◆ SUPPLIED RECORDS ◆
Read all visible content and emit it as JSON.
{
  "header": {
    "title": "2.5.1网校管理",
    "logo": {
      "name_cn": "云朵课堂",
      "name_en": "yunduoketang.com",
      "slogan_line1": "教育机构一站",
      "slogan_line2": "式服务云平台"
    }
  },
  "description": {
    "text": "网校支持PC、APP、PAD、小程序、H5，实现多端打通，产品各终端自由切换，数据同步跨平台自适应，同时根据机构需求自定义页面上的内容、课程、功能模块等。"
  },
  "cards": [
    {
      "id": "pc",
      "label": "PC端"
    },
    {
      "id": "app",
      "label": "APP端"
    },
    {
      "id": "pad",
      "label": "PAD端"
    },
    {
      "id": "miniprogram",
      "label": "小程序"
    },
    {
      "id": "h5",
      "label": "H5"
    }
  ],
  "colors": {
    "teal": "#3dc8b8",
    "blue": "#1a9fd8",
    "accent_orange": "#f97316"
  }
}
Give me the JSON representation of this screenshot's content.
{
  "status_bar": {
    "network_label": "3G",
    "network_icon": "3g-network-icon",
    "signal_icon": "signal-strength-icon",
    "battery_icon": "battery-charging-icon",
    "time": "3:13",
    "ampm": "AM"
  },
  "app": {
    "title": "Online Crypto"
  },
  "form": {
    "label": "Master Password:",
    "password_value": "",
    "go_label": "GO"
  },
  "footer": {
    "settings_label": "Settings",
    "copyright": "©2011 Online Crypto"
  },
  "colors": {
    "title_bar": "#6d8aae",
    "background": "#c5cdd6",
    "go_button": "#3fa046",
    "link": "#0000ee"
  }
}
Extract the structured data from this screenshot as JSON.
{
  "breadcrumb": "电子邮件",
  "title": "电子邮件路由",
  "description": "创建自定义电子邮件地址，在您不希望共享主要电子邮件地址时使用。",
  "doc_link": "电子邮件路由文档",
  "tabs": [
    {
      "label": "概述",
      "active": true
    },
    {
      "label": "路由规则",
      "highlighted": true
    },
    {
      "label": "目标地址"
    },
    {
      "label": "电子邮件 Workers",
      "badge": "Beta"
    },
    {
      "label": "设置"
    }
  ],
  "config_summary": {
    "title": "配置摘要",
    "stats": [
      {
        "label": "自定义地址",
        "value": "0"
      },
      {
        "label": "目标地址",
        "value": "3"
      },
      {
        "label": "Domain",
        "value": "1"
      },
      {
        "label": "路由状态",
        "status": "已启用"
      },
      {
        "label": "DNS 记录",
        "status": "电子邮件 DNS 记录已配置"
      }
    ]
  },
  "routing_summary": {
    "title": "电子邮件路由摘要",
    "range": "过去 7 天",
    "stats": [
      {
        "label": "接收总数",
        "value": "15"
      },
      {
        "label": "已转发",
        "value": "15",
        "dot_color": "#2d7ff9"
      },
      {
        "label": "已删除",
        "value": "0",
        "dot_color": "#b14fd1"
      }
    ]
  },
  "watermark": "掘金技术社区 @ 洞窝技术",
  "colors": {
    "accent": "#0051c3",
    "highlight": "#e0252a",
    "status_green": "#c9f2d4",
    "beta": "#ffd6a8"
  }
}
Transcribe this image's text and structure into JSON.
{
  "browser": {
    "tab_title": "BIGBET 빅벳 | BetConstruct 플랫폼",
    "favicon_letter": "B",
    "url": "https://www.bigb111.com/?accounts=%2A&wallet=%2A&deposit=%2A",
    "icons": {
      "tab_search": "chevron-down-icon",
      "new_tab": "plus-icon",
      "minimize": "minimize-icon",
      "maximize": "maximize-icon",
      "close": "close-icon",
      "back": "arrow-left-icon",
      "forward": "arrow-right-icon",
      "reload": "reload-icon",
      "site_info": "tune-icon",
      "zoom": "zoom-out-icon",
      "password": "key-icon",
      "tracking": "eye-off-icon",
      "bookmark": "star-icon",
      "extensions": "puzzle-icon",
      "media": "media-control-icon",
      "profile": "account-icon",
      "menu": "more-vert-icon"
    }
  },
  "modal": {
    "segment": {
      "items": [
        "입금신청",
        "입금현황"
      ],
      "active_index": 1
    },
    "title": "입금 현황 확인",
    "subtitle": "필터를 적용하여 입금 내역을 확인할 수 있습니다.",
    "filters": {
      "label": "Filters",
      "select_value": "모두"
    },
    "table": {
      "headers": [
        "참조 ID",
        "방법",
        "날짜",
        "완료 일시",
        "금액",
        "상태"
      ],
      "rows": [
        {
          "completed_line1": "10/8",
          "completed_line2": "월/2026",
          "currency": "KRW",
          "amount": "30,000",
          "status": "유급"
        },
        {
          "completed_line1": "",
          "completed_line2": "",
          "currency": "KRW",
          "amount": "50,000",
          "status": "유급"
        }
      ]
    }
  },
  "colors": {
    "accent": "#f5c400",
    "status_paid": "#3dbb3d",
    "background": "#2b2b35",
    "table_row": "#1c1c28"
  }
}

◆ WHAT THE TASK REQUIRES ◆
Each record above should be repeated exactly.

◆ RESULT ◆
Read all visible content and emit it as JSON.
{
  "header": {
    "title": "2.5.1网校管理",
    "logo": {
      "name_cn": "云朵课堂",
      "name_en": "yunduoketang.com",
      "slogan_line1": "教育机构一站",
      "slogan_line2": "式服务云平台"
    }
  },
  "description": {
    "text": "网校支持PC、APP、PAD、小程序、H5，实现多端打通，产品各终端自由切换，数据同步跨平台自适应，同时根据机构需求自定义页面上的内容、课程、功能模块等。"
  },
  "cards": [
    {
      "id": "pc",
      "label": "PC端"
    },
    {
      "id": "app",
      "label": "APP端"
    },
    {
      "id": "pad",
      "label": "PAD端"
    },
    {
      "id": "miniprogram",
      "label": "小程序"
    },
    {
      "id": "h5",
      "label": "H5"
    }
  ],
  "colors": {
    "teal": "#3dc8b8",
    "blue": "#1a9fd8",
    "accent_orange": "#f97316"
  }
}
Give me the JSON representation of this screenshot's content.
{
  "status_bar": {
    "network_label": "3G",
    "network_icon": "3g-network-icon",
    "signal_icon": "signal-strength-icon",
    "battery_icon": "battery-charging-icon",
    "time": "3:13",
    "ampm": "AM"
  },
  "app": {
    "title": "Online Crypto"
  },
  "form": {
    "label": "Master Password:",
    "password_value": "",
    "go_label": "GO"
  },
  "footer": {
    "settings_label": "Settings",
    "copyright": "©2011 Online Crypto"
  },
  "colors": {
    "title_bar": "#6d8aae",
    "background": "#c5cdd6",
    "go_button": "#3fa046",
    "link": "#0000ee"
  }
}
Extract the structured data from this screenshot as JSON.
{
  "breadcrumb": "电子邮件",
  "title": "电子邮件路由",
  "description": "创建自定义电子邮件地址，在您不希望共享主要电子邮件地址时使用。",
  "doc_link": "电子邮件路由文档",
  "tabs": [
    {
      "label": "概述",
      "active": true
    },
    {
      "label": "路由规则",
      "highlighted": true
    },
    {
      "label": "目标地址"
    },
    {
      "label": "电子邮件 Workers",
      "badge": "Beta"
    },
    {
      "label": "设置"
    }
  ],
  "config_summary": {
    "title": "配置摘要",
    "stats": [
      {
        "label": "自定义地址",
        "value": "0"
      },
      {
        "label": "目标地址",
        "value": "3"
      },
      {
        "label": "Domain",
        "value": "1"
      },
      {
        "label": "路由状态",
        "status": "已启用"
      },
      {
        "label": "DNS 记录",
        "status": "电子邮件 DNS 记录已配置"
      }
    ]
  },
  "routing_summary": {
    "title": "电子邮件路由摘要",
    "range": "过去 7 天",
    "stats": [
      {
        "label": "接收总数",
        "value": "15"
      },
      {
        "label": "已转发",
        "value": "15",
        "dot_color": "#2d7ff9"
      },
      {
        "label": "已删除",
        "value": "0",
        "dot_color": "#b14fd1"
      }
    ]
  },
  "watermark": "掘金技术社区 @ 洞窝技术",
  "colors": {
    "accent": "#0051c3",
    "highlight": "#e0252a",
    "status_green": "#c9f2d4",
    "beta": "#ffd6a8"
  }
}
Transcribe this image's text and structure into JSON.
{
  "browser": {
    "tab_title": "BIGBET 빅벳 | BetConstruct 플랫폼",
    "favicon_letter": "B",
    "url": "https://www.bigb111.com/?accounts=%2A&wallet=%2A&deposit=%2A",
    "icons": {
      "tab_search": "chevron-down-icon",
      "new_tab": "plus-icon",
      "minimize": "minimize-icon",
      "maximize": "maximize-icon",
      "close": "close-icon",
      "back": "arrow-left-icon",
      "forward": "arrow-right-icon",
      "reload": "reload-icon",
      "site_info": "tune-icon",
      "zoom": "zoom-out-icon",
      "password": "key-icon",
      "tracking": "eye-off-icon",
      "bookmark": "star-icon",
      "extensions": "puzzle-icon",
      "media": "media-control-icon",
      "profile": "account-icon",
      "menu": "more-vert-icon"
    }
  },
  "modal": {
    "segment": {
      "items": [
        "입금신청",
        "입금현황"
      ],
      "active_index": 1
    },
    "title": "입금 현황 확인",
    "subtitle": "필터를 적용하여 입금 내역을 확인할 수 있습니다.",
    "filters": {
      "label": "Filters",
      "select_value": "모두"
    },
    "table": {
      "headers": [
        "참조 ID",
        "방법",
        "날짜",
        "완료 일시",
        "금액",
        "상태"
      ],
      "rows": [
        {
          "completed_line1": "10/8",
          "completed_line2": "월/2026",
          "currency": "KRW",
          "amount": "30,000",
          "status": "유급"
        },
        {
          "completed_line1": "",
          "completed_line2": "",
          "currency": "KRW",
          "amount": "50,000",
          "status": "유급"
        }
      ]
    }
  },
  "colors": {
    "accent": "#f5c400",
    "status_paid": "#3dbb3d",
    "background": "#2b2b35",
    "table_row": "#1c1c28"
  }
}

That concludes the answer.